But let’s back track just a bit to my mother who I am remembering on this Mother’s Day, Maude Louise Littlefield Freeman.
Born in Waterville, Maine
Raised on Martha’s Vineyard
my mother and grandmother – Oak Bluffs 1924
After high school she moved to New Jersey and married a Jersey boy…
and had a Jersey girl (me)…
The next to the last Mother’s Day I spent with my mom was May 1975. My parents were vacationing on the Cape and she was unaware that we were driving there to surprise her for the weekend. I gave her the book ‘Mostly On Martha’s Vineyard, A Personal Record’ by Henry Beetle Hough, as I knew she’d know some of the people mentioned in the book. I am so glad I did that because after reading the book she decided she wanted to sail over to the Vineyard to visit her mother’s grave. It turned out be her last trip to her beloved Vineyard.
I never knew my grandmother, my mother’s mother, she died before my parents were born but I’ve always felt a closeness to her through stories my mom would tell me about her and also the essence of her I feel when I’m on the Vineyard. She is buried on the Vineyard and I visit her every time I’m there.
Chances are she might have visited me a few years ago !!!! Read on…
Here’s an excerpt from a post I did about the ‘spirits’ of my mother and grandmother.

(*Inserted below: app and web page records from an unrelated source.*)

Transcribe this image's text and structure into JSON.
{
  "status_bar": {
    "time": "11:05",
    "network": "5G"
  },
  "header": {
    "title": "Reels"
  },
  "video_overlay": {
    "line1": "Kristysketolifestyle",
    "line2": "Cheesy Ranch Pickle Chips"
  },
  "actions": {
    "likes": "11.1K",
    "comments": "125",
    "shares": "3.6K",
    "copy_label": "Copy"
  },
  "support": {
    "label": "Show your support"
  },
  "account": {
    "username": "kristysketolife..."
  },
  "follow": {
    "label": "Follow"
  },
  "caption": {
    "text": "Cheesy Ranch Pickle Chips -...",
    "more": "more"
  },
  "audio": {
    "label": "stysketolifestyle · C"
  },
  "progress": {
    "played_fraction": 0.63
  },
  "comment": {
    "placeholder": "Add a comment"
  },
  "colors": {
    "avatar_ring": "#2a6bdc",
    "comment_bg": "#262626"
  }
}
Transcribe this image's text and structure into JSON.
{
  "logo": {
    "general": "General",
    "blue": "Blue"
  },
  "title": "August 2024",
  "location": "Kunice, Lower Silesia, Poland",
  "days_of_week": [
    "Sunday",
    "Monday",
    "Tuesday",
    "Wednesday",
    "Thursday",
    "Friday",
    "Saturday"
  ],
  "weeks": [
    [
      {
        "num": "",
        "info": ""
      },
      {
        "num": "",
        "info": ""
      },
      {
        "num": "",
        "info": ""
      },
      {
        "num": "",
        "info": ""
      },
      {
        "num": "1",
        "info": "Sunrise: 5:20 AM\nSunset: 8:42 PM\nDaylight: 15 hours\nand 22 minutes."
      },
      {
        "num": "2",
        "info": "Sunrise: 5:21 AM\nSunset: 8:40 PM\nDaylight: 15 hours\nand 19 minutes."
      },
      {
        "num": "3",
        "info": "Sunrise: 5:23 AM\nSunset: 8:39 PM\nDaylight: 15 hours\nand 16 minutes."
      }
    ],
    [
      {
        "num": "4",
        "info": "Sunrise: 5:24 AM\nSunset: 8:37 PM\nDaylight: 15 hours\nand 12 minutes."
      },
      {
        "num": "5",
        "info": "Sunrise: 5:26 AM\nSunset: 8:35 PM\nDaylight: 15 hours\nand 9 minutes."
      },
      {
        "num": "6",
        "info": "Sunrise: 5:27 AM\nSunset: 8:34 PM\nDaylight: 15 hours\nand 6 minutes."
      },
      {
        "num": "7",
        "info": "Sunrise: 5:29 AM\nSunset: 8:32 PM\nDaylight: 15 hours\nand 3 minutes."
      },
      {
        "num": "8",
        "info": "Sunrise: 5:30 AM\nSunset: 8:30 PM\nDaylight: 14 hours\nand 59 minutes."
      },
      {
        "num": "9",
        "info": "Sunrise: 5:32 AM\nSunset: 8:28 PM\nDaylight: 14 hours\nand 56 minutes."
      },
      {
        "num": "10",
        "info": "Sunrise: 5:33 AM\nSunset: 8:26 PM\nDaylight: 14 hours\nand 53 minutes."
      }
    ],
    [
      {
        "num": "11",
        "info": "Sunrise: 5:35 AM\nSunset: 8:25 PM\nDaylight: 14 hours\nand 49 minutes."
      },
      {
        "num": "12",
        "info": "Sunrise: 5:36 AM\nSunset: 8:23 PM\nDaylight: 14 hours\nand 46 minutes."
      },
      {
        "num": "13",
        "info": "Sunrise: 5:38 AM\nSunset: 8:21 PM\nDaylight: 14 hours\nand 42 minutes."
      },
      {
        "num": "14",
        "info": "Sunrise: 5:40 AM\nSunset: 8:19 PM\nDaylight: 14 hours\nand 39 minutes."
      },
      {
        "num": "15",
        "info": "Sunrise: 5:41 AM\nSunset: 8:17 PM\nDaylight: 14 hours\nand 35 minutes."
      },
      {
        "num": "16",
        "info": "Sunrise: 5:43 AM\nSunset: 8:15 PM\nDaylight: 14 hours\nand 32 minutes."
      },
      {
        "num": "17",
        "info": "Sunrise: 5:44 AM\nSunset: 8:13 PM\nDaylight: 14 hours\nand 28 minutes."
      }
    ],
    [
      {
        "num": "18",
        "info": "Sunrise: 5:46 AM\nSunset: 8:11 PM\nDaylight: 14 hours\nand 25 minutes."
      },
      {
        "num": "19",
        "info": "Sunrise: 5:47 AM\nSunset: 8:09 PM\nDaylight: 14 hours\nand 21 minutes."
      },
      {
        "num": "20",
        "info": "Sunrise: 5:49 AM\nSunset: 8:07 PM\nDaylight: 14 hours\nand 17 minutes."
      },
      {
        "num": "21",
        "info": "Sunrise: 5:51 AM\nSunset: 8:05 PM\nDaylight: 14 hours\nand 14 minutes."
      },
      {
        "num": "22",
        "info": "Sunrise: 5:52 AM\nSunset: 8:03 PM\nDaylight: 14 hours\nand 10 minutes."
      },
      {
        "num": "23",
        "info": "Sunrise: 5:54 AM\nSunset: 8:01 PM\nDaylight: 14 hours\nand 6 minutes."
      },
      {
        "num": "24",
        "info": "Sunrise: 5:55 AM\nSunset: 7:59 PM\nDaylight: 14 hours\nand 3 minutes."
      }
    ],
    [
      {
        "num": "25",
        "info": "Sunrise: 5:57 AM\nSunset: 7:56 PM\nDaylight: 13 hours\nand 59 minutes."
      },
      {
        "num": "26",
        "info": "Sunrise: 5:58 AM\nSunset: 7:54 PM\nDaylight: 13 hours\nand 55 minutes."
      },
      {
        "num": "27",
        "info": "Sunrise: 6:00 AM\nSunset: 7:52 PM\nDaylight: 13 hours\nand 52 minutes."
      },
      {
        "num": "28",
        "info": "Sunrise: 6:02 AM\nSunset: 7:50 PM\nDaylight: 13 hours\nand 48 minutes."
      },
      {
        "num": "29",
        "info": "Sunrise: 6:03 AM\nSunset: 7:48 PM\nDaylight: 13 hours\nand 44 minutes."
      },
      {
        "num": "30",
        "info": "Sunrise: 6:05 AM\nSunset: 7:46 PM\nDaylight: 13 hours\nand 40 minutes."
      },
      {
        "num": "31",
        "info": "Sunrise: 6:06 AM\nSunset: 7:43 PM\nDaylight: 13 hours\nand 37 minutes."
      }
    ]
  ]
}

On the very haunted island of Martha’s Vineyard.. in the town of Oak Bluffs.. in a restored Victorian home was a restaurant called The Sweet Life Cafe. In this house in the 1930′s lived a daughter and her mother. In this house the mother passed away. That woman was my grandmother and the daughter was my mother.
A few years ago my daughter Deb and I decided to treat ourselves to dinner at the Sweet Life Cafe… we’d never eaten there but felt the time was right. It was around 5 o’clock on a beautiful cloudless and breezeless May evening so we opted to sit on the patio in the garden as it was empty and peaceful. We had a glass of wine and settled back to talk about our day and enjoy the pretty surroundings. The tables were beautifully laid out and each had on it a small hurricane lamp with a candle in it. We looked around and noticed that the candles on all the tables but ours were lit! Our waitress re-lit ours. The candle went out. Again she lit it. Again it went out. She came back with a new candle. Again out it went. Again she re-lit it to no avail. My daughter and I joked that our grandmothers were joining us and were definitely in a playful mood.
Later that evening as my daughter and I were passing by the restaurant we looked in at the patio…… the candle on the table we had been sitting at was burning brightly !!